However, what is really changing and for instance, let me give you a practical example. In France, there are less than 10% of orthotic workshops compared to Germany. And that’s not just population-wise. It’s just that they have very few there, around 100 workshops all over France. In Germany, we have about 1500 to 1800 workshops.
And it is really that they cover a much larger area because they go out on visits. The orthotists, they drive around with their car. They visit the patient. They take a 3D scan. So that’s why in Germany, only roughly two thirds, according to a study from 2017, own a 3D scanner. But maybe there’s one or two each, in France.
Basically every office, they have a 3D scanner, and they have one in their car. They go to the patient; they take the measurements and the 3D scans there. They ask them what issues they have with their current splint or brace. And then, they send this data back to their workshop. While they are in the workshop, I don’t know, two or three times per week, they check in with the work, which is completed by their colleagues.
They can also, as I said, do it in their home office. They can rectify the scan and provide the orthotic brace, fully digital, from home. But the important part is, you always want a medical professional for the scanning. Not necessarily just for the scanning, but for talking to the patient and asking, “What is your problem with the current brace? How should we change your future brace?” And we want them present also for the fitting. So, in the end, we know the accuracy is much better.
Finally, we still need a medical professional to do the fit with the patient and maybe provide some extra padding at some point or another. For instance, if you take a 3D scan, it can be a perfect scan, but if it’s taken in the morning and you are fitting in the evening, there can be changes. I mean human leg circumference, for example, of your ankle, it changes over the day. So this can be sufficient to make it not a perfect fit in the evening. So that’s why it’s super important to have a medical professional for the scanning and the fitting part with human contact.
This is actually prescribed by regulation now. And it has just been confirmed by the EU commission — The same medical professional who does the modelling should also create the device. There are a lot of companies; they don’t want to do this. They outsource it. But based on the new medical device regulation from the EU, it will soon be illegal, and I’m quite happy with this. It prevents patients from being treated by persons who haven’t seen them. And I think this is very important for us.
I think it’s a very valid point that it’s easy to take measurements with a smartphone.

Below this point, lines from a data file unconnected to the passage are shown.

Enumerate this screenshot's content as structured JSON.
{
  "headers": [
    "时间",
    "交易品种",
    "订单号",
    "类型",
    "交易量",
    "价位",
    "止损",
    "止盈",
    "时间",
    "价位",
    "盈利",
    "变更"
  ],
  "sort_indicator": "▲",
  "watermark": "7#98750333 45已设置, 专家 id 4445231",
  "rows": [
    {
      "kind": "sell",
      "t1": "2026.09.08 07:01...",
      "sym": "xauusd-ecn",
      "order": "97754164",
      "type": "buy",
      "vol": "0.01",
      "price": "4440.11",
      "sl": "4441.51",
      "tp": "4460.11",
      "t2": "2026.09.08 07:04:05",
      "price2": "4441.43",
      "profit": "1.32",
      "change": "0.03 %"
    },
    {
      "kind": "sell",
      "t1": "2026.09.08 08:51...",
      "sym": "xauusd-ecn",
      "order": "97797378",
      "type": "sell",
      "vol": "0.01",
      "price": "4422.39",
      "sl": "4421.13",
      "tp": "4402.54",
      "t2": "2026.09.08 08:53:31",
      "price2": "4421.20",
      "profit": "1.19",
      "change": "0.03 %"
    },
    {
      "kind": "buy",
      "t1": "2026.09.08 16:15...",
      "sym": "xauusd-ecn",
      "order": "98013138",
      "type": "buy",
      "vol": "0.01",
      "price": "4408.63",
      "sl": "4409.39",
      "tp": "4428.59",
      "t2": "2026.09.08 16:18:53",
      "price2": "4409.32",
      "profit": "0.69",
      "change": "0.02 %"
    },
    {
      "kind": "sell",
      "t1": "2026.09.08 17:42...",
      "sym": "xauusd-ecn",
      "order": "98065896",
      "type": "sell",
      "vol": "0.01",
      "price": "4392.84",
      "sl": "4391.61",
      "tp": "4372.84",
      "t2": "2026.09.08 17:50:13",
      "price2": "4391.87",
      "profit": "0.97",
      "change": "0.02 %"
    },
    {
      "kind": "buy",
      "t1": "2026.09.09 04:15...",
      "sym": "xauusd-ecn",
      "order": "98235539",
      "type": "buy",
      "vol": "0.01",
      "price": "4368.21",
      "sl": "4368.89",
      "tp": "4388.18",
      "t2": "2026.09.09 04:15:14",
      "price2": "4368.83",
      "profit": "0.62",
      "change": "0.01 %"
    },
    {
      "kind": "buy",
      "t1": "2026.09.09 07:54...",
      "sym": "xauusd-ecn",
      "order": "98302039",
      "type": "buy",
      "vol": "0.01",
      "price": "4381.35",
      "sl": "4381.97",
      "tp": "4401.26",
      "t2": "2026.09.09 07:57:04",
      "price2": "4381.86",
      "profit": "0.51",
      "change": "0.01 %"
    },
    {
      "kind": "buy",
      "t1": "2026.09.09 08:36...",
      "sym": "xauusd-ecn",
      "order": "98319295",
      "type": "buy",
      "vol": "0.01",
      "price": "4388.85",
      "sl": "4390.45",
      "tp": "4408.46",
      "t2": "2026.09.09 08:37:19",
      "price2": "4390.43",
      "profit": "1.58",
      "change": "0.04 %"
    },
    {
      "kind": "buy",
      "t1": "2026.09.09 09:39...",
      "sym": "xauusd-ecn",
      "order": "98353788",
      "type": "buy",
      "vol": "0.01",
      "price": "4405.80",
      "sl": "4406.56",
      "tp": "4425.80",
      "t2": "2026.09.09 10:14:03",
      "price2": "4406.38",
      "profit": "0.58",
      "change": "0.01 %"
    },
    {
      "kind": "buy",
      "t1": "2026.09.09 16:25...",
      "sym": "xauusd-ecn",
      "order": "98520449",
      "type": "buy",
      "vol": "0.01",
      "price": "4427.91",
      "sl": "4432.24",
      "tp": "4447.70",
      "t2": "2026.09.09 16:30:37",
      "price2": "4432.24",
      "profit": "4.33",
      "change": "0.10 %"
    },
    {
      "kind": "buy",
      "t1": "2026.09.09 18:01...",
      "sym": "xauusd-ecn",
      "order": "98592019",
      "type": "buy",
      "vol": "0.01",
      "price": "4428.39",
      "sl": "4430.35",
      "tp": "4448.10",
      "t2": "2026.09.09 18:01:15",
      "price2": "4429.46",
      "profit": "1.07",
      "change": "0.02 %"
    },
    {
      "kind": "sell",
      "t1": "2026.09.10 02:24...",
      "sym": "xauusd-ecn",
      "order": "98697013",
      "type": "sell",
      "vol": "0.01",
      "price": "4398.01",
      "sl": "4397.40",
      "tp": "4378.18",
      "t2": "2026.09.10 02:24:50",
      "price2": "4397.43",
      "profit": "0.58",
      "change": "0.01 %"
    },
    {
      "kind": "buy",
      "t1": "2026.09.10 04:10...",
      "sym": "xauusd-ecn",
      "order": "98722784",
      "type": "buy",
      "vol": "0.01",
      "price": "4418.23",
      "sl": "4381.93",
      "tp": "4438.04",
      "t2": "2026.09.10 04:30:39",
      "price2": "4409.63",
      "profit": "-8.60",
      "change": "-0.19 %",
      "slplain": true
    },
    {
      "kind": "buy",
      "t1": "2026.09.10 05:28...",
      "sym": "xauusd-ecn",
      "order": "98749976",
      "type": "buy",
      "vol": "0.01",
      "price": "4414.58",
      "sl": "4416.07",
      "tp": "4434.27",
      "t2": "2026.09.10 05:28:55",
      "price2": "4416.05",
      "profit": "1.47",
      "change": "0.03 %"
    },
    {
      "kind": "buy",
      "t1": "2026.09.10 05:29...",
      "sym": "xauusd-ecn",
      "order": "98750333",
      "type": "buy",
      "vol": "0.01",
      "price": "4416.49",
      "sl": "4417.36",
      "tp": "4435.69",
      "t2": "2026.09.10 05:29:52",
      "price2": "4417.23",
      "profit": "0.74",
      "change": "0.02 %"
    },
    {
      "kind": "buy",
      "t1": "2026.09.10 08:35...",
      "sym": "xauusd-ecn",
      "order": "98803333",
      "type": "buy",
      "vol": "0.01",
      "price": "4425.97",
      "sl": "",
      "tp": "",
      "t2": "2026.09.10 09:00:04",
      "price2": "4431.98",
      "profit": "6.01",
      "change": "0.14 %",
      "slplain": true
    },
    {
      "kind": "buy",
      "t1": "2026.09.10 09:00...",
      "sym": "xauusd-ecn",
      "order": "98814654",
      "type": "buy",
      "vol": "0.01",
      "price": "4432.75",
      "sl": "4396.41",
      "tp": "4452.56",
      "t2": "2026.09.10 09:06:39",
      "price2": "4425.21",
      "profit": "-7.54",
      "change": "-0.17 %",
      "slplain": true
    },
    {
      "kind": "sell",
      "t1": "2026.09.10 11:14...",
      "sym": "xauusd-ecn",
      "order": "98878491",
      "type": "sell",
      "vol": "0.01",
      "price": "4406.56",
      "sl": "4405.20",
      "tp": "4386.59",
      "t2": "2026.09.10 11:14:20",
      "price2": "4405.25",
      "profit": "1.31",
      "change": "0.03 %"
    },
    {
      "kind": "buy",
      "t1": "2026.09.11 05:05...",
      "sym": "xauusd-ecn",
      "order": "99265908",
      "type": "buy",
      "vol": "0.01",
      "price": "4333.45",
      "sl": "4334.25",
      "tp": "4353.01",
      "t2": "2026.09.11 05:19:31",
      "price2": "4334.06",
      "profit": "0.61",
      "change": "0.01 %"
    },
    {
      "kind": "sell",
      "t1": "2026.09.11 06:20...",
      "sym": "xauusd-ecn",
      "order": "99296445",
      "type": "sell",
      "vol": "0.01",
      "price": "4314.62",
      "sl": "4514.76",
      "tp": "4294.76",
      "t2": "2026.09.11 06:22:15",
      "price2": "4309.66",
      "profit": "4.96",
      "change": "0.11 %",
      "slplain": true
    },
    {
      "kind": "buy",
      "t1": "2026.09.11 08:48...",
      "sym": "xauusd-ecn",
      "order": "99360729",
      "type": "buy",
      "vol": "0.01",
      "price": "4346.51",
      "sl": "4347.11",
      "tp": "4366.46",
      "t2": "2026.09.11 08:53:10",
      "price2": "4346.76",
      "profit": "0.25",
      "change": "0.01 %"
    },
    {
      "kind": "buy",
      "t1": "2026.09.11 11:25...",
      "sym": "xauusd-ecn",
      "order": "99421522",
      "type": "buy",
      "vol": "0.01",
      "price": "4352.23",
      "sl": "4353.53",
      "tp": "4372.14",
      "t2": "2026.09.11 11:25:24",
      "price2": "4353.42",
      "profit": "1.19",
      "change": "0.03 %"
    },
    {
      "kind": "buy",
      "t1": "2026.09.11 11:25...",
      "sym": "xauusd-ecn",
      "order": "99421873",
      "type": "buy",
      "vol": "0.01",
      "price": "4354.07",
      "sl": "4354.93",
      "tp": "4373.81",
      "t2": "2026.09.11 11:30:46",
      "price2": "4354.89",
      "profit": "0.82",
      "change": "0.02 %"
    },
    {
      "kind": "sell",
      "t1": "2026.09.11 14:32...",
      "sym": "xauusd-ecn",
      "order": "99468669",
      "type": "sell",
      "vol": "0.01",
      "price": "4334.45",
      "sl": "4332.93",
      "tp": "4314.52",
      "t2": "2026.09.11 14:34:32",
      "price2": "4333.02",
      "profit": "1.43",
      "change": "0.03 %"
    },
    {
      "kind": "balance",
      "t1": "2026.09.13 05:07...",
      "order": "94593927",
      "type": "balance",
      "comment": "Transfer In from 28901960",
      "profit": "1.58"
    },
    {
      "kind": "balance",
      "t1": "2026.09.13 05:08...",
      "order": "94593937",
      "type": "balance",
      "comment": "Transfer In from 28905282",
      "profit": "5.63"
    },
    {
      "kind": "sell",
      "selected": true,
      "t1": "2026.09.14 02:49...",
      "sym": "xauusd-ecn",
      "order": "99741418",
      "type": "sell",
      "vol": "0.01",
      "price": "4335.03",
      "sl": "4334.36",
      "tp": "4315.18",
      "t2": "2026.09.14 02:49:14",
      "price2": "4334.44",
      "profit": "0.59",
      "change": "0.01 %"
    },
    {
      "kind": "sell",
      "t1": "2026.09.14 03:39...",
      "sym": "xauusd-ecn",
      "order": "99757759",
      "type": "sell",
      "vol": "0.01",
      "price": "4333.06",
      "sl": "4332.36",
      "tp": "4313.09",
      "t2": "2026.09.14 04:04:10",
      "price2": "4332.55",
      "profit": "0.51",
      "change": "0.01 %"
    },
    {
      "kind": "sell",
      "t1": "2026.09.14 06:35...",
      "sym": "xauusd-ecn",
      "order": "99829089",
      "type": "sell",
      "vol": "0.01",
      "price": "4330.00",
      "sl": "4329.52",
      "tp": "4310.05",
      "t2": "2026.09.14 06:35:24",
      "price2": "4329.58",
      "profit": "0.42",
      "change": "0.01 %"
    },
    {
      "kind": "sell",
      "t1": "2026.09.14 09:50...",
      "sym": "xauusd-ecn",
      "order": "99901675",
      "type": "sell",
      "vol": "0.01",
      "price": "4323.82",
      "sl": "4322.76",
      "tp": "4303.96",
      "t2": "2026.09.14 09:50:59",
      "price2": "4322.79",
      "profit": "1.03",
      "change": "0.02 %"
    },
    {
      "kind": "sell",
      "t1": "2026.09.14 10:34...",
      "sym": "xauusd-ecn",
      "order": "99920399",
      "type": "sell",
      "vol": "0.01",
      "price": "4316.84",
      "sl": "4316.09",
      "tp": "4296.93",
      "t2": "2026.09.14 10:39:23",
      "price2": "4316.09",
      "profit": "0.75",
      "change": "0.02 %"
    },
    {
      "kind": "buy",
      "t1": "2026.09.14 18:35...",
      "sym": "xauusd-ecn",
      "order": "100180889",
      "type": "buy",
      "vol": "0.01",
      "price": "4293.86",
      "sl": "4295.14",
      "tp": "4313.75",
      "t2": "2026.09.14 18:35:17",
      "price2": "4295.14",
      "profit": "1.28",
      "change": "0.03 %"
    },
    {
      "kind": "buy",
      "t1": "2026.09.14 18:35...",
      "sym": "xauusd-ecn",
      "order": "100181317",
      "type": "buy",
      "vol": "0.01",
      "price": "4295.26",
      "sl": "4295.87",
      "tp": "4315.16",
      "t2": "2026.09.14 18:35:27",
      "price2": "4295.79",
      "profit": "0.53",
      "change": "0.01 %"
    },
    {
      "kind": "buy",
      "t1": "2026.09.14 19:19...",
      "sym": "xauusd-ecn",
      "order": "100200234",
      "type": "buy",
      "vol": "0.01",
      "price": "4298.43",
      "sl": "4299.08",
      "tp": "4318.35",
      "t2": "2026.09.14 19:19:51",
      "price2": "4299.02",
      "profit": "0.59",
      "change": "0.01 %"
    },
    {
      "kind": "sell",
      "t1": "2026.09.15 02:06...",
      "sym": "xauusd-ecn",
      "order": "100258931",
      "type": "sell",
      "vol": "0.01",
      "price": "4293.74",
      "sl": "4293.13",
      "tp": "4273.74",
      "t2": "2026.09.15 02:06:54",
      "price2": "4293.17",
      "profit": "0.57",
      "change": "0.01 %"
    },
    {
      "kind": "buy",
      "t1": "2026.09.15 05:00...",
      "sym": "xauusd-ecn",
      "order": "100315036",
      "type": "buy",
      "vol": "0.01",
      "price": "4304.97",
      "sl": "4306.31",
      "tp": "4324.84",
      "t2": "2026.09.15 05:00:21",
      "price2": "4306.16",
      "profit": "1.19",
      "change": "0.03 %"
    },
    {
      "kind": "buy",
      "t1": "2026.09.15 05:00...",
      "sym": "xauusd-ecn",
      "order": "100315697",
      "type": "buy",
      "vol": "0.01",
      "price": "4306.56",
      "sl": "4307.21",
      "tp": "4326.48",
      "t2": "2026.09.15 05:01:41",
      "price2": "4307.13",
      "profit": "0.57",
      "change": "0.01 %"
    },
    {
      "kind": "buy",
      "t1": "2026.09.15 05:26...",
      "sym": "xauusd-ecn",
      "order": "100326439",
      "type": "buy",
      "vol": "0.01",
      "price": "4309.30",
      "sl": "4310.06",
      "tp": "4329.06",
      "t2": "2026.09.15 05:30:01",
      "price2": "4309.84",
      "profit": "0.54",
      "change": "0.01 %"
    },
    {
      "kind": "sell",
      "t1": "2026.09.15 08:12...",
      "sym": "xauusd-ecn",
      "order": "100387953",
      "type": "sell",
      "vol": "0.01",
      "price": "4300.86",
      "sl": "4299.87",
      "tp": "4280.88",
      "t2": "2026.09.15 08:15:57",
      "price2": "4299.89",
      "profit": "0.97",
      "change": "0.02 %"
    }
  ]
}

But, it’s key to understand the customer or the patient. Healthcare is about understanding what the patient wants or needs, that human contact. That comes from a conversation, seeing a patient, or assessing them.